Thought for the Day by Robin Fishwick
“Evil Human Desires” and the Will of God
When young people gathered on Woodhouse Moor recently, on one of the first warm days of this year, there was a wide degree of criticism which even received national attention. Some of this criticism was valid – about not taking their litter away and not social distancing – but I suspect that at the heart of much of this was a resentment that other people were relaxing and having fun at a time of crisis. You can sense a similar frustration in Peter’s letter today. “Here we are at the end of days, this age is about to end and God’s Kingdom is about to come on Earth – so what are you lot messing about at?”
There was a similar feeling in Europe in the early 17th Century with the rise of Puritanism. After the religious turmoil of the Reformation and ensuing wars, there was a resurgence of the feeling that the world was about to end. The response of the Puritans was to reject all worldliness and concentrate on the will of God. Too often, though, this came hand in hand with a very narrow view of what the will of God is. Closing theatres and banning Christmas are two of the things Puritans are now most famous for.
This view of the will of God contrasts with the Jesus of the Gospels. In fact Jesus himself seems to be portrayed by his religious contemporaries as not sufficiently Godly and far too Worldly (Luke 7:34). Jesus’ disciples are criticised for not being strict in their religious observance, Jesus is criticised for receiving the hospitality of “sinners” and receiving lavish gifts. There is also a sensuality in some of the attention he receives that seems to get tongues clicking.

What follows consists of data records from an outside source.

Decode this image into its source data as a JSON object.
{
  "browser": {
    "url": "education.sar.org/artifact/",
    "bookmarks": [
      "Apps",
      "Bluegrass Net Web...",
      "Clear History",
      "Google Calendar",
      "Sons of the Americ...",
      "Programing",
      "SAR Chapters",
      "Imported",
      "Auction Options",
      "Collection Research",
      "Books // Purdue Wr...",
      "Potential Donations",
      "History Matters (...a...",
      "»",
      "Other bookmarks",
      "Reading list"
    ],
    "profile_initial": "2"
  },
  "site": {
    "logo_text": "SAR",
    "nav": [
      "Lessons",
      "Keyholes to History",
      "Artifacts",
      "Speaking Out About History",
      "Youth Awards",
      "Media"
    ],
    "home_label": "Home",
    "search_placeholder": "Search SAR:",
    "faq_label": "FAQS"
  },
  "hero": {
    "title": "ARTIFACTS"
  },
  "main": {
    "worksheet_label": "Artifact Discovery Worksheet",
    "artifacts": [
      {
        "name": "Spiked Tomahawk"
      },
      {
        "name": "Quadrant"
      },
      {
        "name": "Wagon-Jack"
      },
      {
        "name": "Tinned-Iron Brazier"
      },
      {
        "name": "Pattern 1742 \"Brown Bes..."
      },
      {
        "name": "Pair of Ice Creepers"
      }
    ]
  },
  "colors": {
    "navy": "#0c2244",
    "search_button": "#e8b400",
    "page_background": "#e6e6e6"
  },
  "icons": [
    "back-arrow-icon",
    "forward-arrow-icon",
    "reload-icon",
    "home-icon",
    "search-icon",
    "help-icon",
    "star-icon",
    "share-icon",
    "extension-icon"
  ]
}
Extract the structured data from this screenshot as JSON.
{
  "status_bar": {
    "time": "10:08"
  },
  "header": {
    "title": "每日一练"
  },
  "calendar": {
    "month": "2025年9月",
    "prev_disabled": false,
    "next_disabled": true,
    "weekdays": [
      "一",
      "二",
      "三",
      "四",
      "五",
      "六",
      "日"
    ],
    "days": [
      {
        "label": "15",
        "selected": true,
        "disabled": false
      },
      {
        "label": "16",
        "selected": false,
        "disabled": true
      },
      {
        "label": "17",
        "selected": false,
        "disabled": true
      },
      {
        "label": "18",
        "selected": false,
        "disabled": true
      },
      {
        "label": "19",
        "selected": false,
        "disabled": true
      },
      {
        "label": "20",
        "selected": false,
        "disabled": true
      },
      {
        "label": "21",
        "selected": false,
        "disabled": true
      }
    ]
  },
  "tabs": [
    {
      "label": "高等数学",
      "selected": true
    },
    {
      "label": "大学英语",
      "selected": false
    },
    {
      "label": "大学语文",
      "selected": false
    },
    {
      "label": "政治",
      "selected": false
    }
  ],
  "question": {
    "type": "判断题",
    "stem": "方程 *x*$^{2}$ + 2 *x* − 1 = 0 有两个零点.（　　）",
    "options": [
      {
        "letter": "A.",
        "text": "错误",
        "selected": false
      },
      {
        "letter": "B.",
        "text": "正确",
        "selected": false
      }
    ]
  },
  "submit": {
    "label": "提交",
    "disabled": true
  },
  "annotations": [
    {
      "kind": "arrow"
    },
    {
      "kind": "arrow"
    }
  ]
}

Looking at Quaker history, I can see how that apparent conflict between the supremacy of the will of God and the richness of human experience has gradually resolved. Quakers maintained that simplicity of the Puritans, the sense that all things must be subjugated to the will of God, but over the years have come a realisation that science, music, art and culture are not ungodly pursuits but on the contrary ways of encountering the divine. For all Christians, we need to be wary of a false dichotomy between human desires and the will of God. As Peter reminds us, it is love that is the key. Without love, the pursuit of pleasure becomes a hollow, destructive and exploitative endeavour. With love, the whole range of human experience becomes a hymn of praise.